Don’t perform cystoscopy, urodynamics or diagnostic renal and bladder ultrasound in the initial work-up of an uncomplicated overactive bladder (OAB) patient.
The initial evaluation of an uncomplicated patient presenting with symptoms should include history, physical examination and urinalysis. In some cases, urine culture, post-void residual urine assessment and bladder diaries may be helpful. More invasive testing should be reserved for complex patients, patients who have failed initial therapies (i.e., behavioral therapies and medications), or patients who have abnormal findings on their initial evaluation.

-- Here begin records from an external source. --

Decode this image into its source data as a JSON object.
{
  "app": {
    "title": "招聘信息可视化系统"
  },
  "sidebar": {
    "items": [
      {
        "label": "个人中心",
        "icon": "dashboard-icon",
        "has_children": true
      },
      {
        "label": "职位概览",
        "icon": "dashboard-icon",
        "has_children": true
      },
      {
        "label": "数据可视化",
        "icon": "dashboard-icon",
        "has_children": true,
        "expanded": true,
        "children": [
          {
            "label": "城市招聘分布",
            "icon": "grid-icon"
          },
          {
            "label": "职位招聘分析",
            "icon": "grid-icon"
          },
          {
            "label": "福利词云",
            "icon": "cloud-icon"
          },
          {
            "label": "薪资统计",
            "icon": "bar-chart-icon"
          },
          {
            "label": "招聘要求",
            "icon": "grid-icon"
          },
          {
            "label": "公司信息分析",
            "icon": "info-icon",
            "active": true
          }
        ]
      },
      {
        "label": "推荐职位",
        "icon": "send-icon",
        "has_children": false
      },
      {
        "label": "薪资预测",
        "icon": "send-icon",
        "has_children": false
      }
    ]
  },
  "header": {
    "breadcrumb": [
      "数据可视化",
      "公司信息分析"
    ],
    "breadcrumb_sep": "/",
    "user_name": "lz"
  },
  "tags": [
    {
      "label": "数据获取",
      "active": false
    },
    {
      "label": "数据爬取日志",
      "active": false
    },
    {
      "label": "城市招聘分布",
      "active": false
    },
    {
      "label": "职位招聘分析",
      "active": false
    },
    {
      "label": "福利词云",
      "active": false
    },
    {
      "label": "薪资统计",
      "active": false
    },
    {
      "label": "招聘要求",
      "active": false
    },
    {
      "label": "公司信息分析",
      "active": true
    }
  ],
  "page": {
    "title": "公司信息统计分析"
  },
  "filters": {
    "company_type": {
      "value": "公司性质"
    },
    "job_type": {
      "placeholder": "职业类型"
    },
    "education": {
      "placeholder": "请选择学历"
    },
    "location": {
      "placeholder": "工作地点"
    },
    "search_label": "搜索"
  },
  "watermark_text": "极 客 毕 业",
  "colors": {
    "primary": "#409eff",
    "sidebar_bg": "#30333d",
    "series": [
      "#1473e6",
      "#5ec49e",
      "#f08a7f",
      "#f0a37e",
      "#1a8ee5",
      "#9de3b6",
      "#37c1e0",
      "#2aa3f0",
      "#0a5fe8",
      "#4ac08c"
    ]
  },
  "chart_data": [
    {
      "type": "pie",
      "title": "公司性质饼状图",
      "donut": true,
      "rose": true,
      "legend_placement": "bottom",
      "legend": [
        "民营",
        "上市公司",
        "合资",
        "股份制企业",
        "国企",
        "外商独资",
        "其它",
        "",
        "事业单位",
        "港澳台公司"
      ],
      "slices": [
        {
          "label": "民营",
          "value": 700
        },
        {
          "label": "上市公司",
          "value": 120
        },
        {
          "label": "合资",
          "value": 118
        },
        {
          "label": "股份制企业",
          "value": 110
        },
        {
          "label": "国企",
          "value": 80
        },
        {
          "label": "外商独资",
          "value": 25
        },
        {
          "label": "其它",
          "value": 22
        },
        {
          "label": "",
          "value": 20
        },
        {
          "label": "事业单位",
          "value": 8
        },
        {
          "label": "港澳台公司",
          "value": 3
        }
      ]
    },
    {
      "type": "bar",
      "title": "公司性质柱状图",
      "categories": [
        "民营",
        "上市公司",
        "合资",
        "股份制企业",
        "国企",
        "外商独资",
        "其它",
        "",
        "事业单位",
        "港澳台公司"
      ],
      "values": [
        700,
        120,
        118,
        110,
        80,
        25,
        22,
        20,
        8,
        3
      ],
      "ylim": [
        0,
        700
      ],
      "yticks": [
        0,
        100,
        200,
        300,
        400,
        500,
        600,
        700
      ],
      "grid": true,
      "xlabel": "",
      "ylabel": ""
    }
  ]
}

These items are provided solely for informational purposes and are not intended as a substitute for consultation with a medical professional. Patients with any specific questions about the items on this list or their individual situation should consult their physician.
The Clinical Practice Committee of the American Urogynecologic Society (AUGS) reviewed clinical evidence to identify possible topics along with suggestions for possible topics from the AUGS Board of Directors. By consensus, the Clinical Practice Committee selected the top five most overused tests within specified parameters. Additional input was sought from the AUGS Board of Directors and incorporated. The final list was reviewed and approved by the AUGS Board of Directors.
AUGS’ listing of board and committee members and conflict of interest policy can be found at www.augs.org/about.
Gormley EA, Lightner DJ, Burgio KL, Chai TC, Clemens JQ, Culkin DJ, Das AK, Foster HE Jr, Scarpero HM, Tessier CD, Vasavada SP; American Urological Association; Society of Urodynamics, Female Pelvic Medicine & Urogenital Reconstruction. Diagnosis and treatment of overactive bladder (non neurognic) in adults: AUA/SUFU guideline. J Urol. 2012 Dec 1;188(6 Suppl):2455-63.